Interference engine models produced by parent company Chrysler and used in some Dodge automobiles include the 2-liter engine used in the Dodge Neon from 1994 to 1998 and the 2.5-liter V-6 used in the Avenger from 1995 to 1998. Pentastar engines produced since 2010 are also interference engines.
The term interference engine refers to any engine where part of one or more of the engine valves extends into the same space as the piston in the engine cylinder. The valves are normally retracted out of the way of the cylinder during the compression cycle to avoid damage. While interference engines are potentially more efficient than noninterference engines, there is a high risk of serious damage from the piston striking the valves in an interference engine at high speed if a timing belt or chain failure occurs. A failure of this kind often causes enough damage to render the engine a total loss.

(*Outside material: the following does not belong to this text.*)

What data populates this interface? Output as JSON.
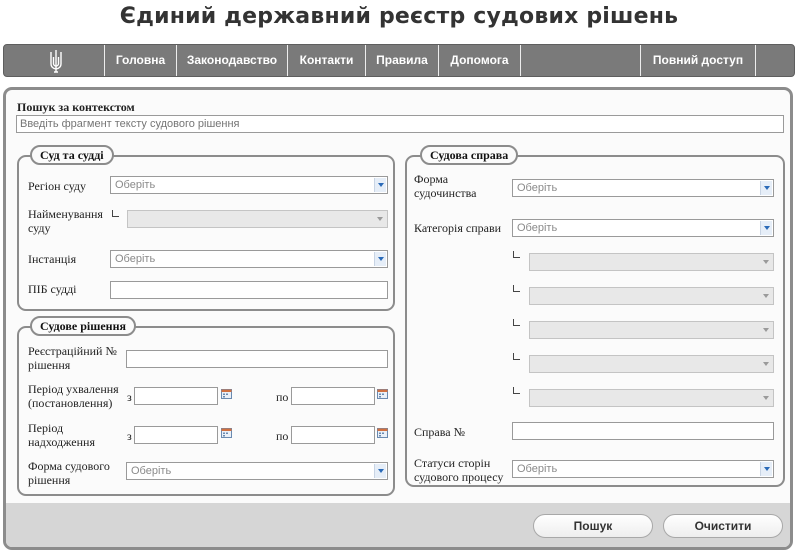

Many older Chrysler and Dodge interference engine designs use a timing belt, but the newer Pentastar V-6 engine design uses a timing chain. A major reason for this change is the increased durability of timing chains. While timing belts must be replaced periodically due to wear, most timing chains last the lifetime of the engine. Chains are also tougher than timing belts, reducing the overall chance of catastrophic damage from a timing chain failure.